REQUIRED ACTION
The job is to find each line in the entries holding the string "this" and copy that line.

TASK INPUTS
Segment Open
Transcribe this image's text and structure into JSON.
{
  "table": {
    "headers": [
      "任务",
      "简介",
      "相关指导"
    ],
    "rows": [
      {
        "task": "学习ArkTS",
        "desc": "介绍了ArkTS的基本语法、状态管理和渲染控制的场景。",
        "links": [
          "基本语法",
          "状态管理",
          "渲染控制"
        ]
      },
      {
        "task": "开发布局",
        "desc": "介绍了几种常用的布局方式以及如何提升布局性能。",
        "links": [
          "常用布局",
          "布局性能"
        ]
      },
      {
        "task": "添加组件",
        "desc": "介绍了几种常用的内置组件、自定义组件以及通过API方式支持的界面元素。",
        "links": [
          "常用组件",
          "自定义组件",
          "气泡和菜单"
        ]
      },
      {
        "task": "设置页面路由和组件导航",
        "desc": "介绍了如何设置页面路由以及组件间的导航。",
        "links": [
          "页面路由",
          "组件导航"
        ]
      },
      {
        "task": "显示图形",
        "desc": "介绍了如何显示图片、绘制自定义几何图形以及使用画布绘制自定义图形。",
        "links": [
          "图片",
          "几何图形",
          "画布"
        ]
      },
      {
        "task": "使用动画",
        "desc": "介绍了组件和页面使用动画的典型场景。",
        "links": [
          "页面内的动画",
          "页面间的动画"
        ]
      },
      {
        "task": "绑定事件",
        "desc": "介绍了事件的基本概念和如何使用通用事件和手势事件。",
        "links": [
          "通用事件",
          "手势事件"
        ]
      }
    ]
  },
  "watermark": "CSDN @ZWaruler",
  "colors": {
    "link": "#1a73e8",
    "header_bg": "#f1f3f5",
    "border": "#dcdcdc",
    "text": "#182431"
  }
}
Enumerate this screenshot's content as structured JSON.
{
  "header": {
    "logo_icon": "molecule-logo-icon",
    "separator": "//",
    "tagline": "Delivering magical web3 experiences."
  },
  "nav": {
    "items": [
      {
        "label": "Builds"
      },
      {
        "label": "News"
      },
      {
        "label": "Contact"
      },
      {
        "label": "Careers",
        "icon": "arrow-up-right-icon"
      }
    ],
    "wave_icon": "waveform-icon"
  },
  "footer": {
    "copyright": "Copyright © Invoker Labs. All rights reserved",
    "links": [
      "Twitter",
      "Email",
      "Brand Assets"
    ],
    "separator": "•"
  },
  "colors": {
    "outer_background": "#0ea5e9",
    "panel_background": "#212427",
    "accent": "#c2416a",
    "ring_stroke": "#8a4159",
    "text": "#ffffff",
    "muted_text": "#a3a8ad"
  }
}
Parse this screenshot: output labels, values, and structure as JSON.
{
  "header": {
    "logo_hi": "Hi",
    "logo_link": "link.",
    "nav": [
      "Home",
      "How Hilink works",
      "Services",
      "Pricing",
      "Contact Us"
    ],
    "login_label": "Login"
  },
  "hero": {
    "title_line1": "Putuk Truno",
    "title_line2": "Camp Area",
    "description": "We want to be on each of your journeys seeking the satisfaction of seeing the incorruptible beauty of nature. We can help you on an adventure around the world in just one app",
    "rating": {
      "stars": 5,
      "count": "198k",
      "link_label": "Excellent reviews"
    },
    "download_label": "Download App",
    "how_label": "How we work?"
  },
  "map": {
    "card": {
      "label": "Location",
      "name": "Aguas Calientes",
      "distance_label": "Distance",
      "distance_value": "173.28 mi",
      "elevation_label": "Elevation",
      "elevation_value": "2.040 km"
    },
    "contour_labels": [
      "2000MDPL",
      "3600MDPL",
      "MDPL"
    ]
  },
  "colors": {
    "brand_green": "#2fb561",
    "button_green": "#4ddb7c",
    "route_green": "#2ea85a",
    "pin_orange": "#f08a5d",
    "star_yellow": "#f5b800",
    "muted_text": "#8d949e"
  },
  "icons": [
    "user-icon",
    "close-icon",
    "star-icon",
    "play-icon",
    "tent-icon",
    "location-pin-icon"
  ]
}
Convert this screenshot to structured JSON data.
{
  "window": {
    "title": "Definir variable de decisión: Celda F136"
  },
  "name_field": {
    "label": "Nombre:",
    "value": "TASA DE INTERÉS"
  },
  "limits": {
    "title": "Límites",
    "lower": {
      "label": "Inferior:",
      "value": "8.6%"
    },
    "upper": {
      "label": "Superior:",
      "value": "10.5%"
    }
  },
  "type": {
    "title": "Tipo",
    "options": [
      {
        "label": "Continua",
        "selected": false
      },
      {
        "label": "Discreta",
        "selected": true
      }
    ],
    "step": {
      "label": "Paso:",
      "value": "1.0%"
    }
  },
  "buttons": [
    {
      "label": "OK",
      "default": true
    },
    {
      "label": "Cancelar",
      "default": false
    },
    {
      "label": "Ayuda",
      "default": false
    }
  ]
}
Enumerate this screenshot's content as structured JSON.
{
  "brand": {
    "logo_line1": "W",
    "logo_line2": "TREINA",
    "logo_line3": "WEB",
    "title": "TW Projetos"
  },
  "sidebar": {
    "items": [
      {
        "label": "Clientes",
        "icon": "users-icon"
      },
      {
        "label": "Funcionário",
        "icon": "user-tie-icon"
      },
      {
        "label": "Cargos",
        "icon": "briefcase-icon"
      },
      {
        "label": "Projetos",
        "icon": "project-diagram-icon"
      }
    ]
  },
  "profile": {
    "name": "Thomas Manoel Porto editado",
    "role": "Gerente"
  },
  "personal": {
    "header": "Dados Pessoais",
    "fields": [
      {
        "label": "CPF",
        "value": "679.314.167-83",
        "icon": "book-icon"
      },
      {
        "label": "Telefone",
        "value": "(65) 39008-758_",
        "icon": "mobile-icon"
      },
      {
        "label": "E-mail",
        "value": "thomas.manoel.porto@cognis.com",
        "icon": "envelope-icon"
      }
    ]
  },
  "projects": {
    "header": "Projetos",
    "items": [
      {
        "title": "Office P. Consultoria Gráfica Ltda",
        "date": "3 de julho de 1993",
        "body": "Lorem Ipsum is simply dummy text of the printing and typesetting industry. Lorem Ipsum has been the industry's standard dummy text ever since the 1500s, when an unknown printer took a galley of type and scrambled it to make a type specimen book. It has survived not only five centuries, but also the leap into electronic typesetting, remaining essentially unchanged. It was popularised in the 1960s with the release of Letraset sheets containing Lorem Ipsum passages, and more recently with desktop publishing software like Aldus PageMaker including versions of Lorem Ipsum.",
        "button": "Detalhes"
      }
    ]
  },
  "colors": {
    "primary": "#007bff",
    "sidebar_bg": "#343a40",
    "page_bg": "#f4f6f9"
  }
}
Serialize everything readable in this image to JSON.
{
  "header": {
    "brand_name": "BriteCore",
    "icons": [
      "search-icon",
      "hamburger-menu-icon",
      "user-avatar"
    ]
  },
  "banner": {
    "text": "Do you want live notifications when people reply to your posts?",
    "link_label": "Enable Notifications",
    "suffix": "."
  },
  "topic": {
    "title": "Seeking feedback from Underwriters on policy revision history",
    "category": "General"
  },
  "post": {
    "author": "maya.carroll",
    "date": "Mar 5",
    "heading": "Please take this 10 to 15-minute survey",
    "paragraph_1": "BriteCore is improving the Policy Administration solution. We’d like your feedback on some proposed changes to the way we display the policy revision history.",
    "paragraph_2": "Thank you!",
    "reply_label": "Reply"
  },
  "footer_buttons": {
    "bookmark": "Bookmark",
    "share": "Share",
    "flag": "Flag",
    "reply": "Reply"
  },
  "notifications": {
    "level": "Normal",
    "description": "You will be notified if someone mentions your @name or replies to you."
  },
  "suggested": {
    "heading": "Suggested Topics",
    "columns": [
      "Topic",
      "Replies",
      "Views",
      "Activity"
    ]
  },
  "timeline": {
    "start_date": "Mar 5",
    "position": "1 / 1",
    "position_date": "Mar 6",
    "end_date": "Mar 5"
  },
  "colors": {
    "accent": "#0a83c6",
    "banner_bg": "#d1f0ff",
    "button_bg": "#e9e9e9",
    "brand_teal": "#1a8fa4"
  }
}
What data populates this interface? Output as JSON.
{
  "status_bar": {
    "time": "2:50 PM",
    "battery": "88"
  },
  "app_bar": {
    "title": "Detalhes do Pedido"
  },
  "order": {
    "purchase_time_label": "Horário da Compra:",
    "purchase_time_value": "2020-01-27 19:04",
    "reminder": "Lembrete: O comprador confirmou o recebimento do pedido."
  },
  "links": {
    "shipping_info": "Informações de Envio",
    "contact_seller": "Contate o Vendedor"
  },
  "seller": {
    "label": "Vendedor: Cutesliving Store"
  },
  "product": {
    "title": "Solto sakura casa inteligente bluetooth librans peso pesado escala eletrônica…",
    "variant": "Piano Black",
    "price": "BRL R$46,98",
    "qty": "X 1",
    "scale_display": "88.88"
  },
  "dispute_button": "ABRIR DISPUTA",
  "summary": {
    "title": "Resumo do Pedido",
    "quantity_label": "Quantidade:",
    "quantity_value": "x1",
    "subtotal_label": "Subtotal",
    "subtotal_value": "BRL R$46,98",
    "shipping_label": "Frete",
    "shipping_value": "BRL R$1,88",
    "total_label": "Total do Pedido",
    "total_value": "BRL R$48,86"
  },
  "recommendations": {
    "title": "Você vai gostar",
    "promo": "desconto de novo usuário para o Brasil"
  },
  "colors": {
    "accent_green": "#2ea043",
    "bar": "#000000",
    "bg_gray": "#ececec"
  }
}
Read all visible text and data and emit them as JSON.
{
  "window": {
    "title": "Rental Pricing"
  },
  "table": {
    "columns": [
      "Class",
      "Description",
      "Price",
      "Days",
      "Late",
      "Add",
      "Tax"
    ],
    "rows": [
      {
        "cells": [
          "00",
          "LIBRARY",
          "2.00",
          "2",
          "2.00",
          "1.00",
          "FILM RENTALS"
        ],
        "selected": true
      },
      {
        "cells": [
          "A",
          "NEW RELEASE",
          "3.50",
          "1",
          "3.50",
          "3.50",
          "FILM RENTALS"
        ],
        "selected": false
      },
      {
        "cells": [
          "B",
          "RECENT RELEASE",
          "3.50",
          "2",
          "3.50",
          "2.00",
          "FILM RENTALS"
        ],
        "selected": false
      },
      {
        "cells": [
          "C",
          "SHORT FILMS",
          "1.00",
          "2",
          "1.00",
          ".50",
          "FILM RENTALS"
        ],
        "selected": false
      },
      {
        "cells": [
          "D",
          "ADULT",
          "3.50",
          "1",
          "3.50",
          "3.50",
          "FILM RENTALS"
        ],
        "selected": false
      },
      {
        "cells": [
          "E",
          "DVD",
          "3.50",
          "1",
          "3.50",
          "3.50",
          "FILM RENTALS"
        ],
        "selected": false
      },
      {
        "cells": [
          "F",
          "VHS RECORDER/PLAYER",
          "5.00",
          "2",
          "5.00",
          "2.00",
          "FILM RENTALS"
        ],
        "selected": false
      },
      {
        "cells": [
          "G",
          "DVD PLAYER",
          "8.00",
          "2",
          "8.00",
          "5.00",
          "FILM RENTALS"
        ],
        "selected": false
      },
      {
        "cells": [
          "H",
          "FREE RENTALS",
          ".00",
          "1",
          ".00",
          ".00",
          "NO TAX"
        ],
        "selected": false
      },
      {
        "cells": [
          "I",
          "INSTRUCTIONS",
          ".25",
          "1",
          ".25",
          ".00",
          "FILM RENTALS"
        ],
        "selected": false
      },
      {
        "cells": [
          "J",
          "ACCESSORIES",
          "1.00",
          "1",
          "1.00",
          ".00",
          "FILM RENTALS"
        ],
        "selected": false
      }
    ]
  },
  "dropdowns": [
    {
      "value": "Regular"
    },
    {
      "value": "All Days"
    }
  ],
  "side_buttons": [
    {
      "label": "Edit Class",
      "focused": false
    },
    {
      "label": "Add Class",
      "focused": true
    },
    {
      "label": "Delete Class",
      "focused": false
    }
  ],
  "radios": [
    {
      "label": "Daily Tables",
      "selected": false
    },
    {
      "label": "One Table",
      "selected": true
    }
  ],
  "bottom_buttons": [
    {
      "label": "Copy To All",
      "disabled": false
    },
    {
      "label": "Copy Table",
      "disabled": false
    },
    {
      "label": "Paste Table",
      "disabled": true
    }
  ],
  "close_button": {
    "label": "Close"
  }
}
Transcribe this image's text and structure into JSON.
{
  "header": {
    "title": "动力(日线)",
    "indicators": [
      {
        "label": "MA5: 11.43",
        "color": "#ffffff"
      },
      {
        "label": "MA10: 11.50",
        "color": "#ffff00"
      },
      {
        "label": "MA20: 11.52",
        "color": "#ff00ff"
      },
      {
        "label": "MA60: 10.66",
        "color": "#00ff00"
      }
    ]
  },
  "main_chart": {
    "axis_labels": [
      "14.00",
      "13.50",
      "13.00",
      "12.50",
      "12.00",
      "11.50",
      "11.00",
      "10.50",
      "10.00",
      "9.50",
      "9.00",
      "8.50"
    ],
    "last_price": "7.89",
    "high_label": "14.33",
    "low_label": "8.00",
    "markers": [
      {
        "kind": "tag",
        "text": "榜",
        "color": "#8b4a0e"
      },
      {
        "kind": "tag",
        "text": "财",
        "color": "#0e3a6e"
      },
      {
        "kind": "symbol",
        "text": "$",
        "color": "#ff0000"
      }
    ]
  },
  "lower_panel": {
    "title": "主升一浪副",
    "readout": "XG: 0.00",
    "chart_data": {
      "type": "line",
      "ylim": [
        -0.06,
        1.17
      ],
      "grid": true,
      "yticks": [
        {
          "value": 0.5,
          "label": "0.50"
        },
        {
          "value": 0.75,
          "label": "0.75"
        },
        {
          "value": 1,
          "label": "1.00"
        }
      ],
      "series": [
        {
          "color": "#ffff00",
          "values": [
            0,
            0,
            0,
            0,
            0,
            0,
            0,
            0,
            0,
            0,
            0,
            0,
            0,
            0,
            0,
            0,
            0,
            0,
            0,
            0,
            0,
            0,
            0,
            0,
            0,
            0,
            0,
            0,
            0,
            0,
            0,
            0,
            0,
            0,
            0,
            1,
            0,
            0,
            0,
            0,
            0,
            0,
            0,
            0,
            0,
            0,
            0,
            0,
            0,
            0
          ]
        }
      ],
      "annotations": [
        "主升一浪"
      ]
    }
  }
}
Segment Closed
ANSWER BELOW
Transcribe this image's text and structure into JSON.
Enumerate this screenshot's content as structured JSON.
Parse this screenshot: output labels, values, and structure as JSON.
Convert this screenshot to structured JSON data.
Enumerate this screenshot's content as structured JSON.
Serialize everything readable in this image to JSON.
    "heading": "Please take this 10 to 15-minute survey",
What data populates this interface? Output as JSON.
Transcribe this image's text and structure into JSON.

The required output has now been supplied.